Call 888-734-8645 today for Home Instead Senior Care dementia care services in your area.

How do I help my father-in-law understand he needs caregiving help?

Answered by Karen Garner

May 27, 2015

How do I make my father-in-law understand that 1.) His wife is not going to "bounce back" from Alzheimer's? 2.) He needs help (he is her only caregiver and he truly neglects his own care) 3.) There's nothing wrong with having someone come in to his home to help care for my mother-in-law?

My husband and I live on the Eastern side of the state and are 4 hours away. We go over every-other weekend to help and spend time with both of them. My mother-in-law has had several mini strokes and has recently been diagnosed with Alzheimer's/Dementia. She can not walk on her own, has no control of her bowels, cannot make complete sentences. She is in need of 100% care. My father-in-law is massively in denial of her rapid decline, and my husband and I cannot seem to help him see that he need professional help - not only for her sake but his as well. My husband is almost at his wit's end, and I don't blame him, but there has to be something we can do. Any help would be greatly appreciated. Thank you for your time.

Hi Jessica,
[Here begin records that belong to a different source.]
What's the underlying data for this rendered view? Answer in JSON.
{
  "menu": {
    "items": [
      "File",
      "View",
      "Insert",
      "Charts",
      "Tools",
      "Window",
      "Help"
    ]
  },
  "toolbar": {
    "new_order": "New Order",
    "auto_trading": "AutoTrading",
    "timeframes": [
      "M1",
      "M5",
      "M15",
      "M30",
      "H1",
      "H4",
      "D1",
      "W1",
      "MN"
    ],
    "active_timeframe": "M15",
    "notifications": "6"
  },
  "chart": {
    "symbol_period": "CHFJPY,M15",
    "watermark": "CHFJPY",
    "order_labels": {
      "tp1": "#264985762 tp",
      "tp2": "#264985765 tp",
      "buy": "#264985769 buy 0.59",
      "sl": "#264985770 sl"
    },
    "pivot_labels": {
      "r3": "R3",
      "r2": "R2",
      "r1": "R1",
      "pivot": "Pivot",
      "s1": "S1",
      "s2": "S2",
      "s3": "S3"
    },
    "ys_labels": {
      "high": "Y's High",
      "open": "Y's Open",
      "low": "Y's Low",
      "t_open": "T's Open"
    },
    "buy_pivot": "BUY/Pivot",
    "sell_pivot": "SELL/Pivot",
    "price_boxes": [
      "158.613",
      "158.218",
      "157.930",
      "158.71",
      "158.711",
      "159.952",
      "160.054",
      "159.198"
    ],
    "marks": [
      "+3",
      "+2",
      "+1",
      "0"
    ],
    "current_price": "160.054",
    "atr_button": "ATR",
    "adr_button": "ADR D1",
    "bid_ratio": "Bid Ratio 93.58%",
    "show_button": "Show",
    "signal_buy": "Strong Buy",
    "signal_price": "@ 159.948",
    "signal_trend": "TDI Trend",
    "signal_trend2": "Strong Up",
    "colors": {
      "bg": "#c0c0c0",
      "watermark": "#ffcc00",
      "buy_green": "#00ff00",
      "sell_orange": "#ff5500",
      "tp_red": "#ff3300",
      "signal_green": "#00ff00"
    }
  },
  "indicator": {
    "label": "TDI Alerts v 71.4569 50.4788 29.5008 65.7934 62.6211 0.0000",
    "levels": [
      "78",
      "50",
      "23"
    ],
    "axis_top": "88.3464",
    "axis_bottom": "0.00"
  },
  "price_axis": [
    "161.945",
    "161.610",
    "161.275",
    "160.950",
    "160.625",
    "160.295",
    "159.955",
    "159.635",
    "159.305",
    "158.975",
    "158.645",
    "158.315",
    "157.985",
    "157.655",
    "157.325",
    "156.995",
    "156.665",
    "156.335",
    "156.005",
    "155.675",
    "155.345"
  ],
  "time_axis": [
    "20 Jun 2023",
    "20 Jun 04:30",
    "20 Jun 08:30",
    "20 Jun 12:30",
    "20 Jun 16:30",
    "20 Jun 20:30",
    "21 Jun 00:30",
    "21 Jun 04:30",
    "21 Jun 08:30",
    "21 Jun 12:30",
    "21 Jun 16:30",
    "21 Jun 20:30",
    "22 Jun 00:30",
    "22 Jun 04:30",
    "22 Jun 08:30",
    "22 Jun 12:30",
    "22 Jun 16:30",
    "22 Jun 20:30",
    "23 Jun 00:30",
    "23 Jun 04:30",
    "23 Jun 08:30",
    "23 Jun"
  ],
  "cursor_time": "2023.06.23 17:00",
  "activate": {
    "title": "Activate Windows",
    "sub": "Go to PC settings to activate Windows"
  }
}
Thank you for taking the time to write. Wow! You are in the midst of a huge conundrum. It seems sometimes spouses find a world of denial a much easier place to live in for the moment. Recognizing and admitting that someone you love and rely on for everyday happiness is leaving you in some capacity is very difficult. It is easier to put it off for a day, which turns into a week, which turns into a month...

Your father in law either already knows even better than you do what is happening and just doesn't want to admit any form of "defeat" or he, himself is having some mental health issues as well. Is it possible to get him involved in a support group? The Alzheimer's Association in your are should have several to choose from. Please reach out to them for help.

Please have your husband remind his father how important he is to your family, how much he is loved and tell him in very black and white terms that he needs to take care of himself because HE is important to many others and your family would be devastated if something happened to him. It is not uncommon for caregivers to have health issues due to the stress of caregiving. He will feel like a failure if he gives up control of her care. There is a fine line of letting him feel this way and getting him to understand how hurt you all would be to lose him too.

One thing to try is to bring a home caregiver in, as a "friend" visiting for your mother in law. As she comes to know her as a "friend", she may rely on her more and more to provide basic care needs. This has worked for others in the past, and if you can find someone, then introduce this concept to your father in law; it may work. You may need to have several "friends" start coming around. There have also been others who "volunteered" to help the person coming to their home with small tasks and it made it much more manageable. I am not sure your mother in law is at this place, but if so, please consider being a little creative with home care introductions. It could make all the difference. Good Luck!

Thoughts and stories from others

  1. June 6, 2015 at 10:19 am
    Posted by MommaD

    I found it difficult getting my FIL to accept help from caregivers. Being calm & caring in tone of voice it helped when I said "I" need the help in the home cleaning and caring for him. I added in that "someday" we will need more help, and this helps get us ready to know how to take care of him in the future. All with the emphasis that it is our weaknesses & his care we are more concerned about. That we all get down times (i.e.. illnesses, injuries, or other people we need to help care for).

Share your thoughts, stories and comments

Your email address will not be published.

Ask an Expert a Question

Fill out the form below to get your own question answered by one of our experts. They’ll respond to your questions here.

If you have a comment rather than a question, you can submit your comment in the form below.

Read how we protect your information.

*All form fields are required.

Do you want to ask a specific expert?

By submitting this question, you agree to the Terms of Use and disclaimer for this site.

Rocket Fuel